Texas Politics - The Legislative Branch
  1. Tradition and Modernity
  2. Looking Ahead
  1. Sessions
  2. Special Sessions
  3. Bicameral Structure
  4. Membership
  5. Compensation
  6. Terms of Office
  1. Formal
  2. Informal
  3. Party
  4. Gender, Race, Ethnicity
  5. Incumbency
  6. Age and Occupation
  1. Historical Perspective
Powers and Immunities
  1. Bills
  2. Resolutions
  3. Administrative Powers
  4. Investigative, Impeachment
  5. Immunities
Presiding Officers and Powers
  1. Senate Pres./Lt. Governor
  2. Speaker of the House
  3. Pro Tempore Positions
  1. Committees
  2. System Impact
How a Bill Becomes a Law
  1. Intro, Referral
  2. Committee Action
  3. Floor Action
  4. Conference Committee
  5. Governor's Desk
Citizens Legislative Power
  1. Constitutional Amendments
  2. Initiative and Referendum
10  Conclusions
  1. Reforms
  2. Citizen Participation
  1. Print-friendly format
  2. Key words and phrases
  3. Multimedia resources
  4. Lt. Governors table
  5. Speakers table
9.    Legislative Powers of Citizens

In addition to the influence that Texans exert through elections and pressuring their legislators in the regular legislative process, Texans shape their laws in one other important way. They approve (or, ratify) amendments to the state Constitution.

9.1    Constitutional Amendments

State constitutional amendments are proposed by the Texas Legislature. Texas voters then ratify (or reject) these proposed amendments through simple majority vote in special elections. In the special election on November 6, 2001, there were no fewer than nineteen proposed amendments to the Constitution. Most of these proposed amendments dealt with trifling issues (like donating surplus firefighting equipment to developing countries) that would best be decided by executive branch officials. Still, the power to approve or reject proposed amendments to the state Constitution is important, and sometimes the proposed amendments actually address core issues related to the functioning of our state government. (See the discussion of Mode of Amendment in the Constitution chapter of Texas Politics.)

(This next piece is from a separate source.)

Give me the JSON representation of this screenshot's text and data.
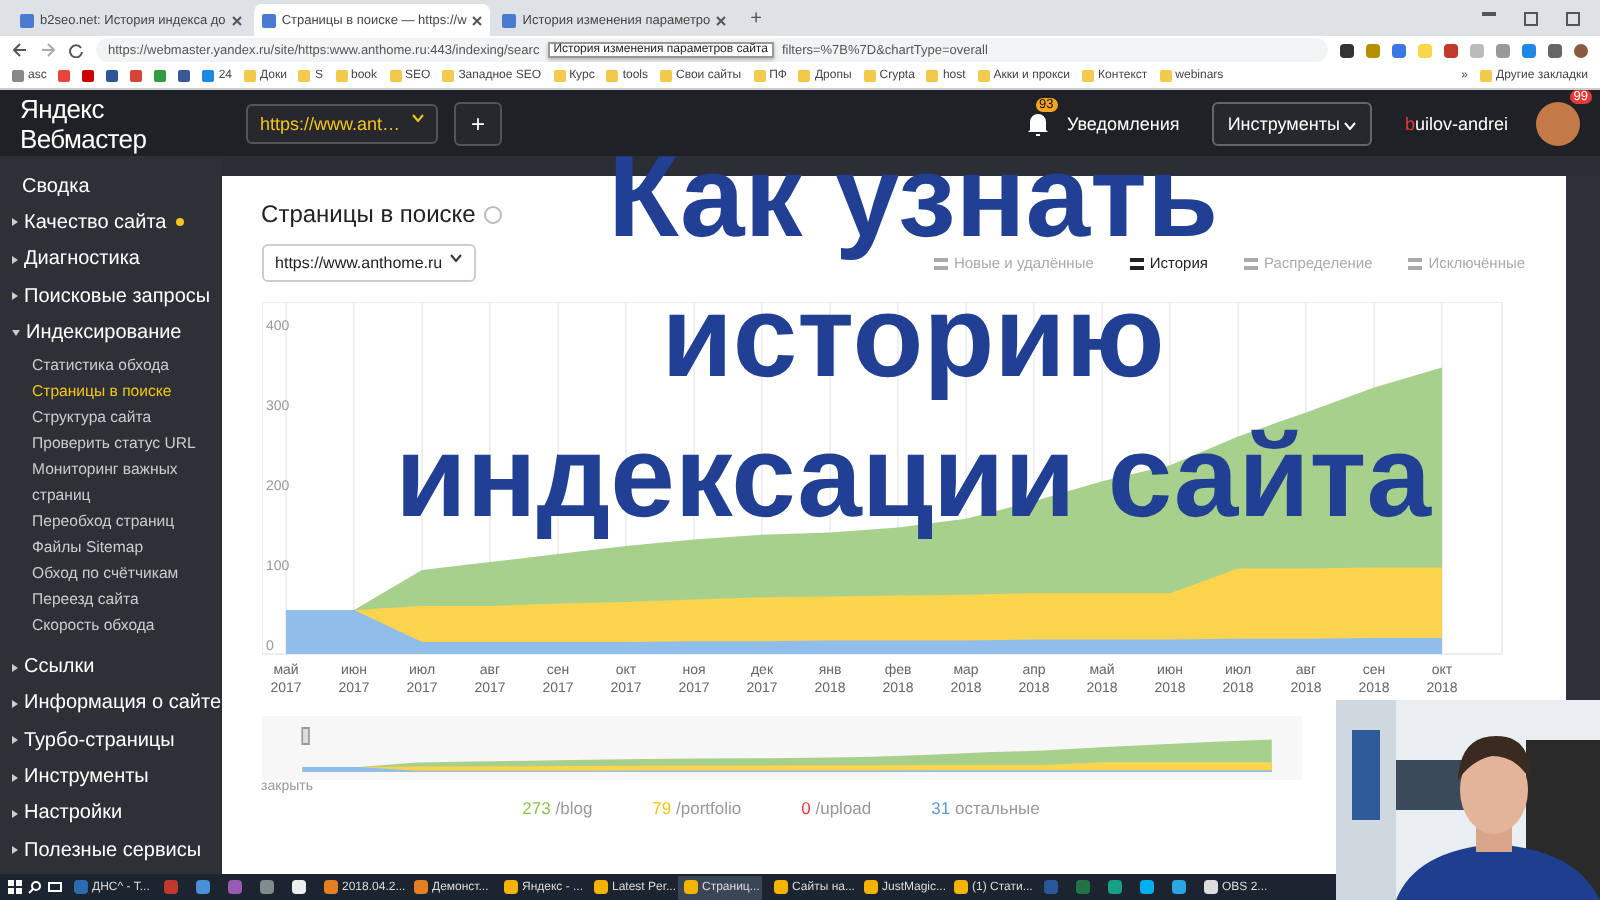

Texas Politics:
© 2005, Liberal Arts Instructional Technology Services
University of Texas at Austin